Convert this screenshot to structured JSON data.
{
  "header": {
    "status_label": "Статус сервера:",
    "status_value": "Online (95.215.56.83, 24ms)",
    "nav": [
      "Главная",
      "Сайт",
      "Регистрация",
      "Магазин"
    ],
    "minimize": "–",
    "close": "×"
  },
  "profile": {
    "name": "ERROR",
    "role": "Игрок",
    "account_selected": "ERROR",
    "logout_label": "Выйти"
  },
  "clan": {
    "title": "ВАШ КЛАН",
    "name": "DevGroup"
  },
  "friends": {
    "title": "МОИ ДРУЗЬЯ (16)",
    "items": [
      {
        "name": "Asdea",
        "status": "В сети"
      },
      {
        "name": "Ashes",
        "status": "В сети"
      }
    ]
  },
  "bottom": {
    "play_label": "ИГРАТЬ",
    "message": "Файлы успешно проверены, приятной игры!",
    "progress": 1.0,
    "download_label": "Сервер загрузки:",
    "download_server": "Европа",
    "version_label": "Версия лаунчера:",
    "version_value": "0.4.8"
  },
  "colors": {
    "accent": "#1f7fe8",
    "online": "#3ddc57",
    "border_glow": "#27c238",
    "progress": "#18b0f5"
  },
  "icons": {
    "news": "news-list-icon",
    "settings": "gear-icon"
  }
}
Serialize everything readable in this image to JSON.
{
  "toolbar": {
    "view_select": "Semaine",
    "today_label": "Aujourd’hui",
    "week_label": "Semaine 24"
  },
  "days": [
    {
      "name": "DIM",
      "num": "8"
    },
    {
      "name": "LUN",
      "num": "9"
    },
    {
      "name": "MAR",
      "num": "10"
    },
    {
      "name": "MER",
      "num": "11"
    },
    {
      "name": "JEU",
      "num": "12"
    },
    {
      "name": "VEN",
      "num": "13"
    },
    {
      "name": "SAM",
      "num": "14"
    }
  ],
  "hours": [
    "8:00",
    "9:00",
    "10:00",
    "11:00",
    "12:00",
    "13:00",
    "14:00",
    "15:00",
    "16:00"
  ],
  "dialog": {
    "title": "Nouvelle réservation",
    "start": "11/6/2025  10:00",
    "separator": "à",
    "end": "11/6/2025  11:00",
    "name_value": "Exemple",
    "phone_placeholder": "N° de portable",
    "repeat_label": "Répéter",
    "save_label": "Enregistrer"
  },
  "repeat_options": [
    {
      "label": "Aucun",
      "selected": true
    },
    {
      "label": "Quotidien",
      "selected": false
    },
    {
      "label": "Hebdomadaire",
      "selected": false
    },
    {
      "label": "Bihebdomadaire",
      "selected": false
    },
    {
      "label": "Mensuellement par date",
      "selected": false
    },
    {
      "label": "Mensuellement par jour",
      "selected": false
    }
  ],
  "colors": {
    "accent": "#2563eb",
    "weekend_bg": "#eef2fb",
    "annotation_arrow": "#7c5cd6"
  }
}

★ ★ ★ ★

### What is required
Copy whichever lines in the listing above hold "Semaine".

### Written solution
    "view_select": "Semaine",
    "week_label": "Semaine 24"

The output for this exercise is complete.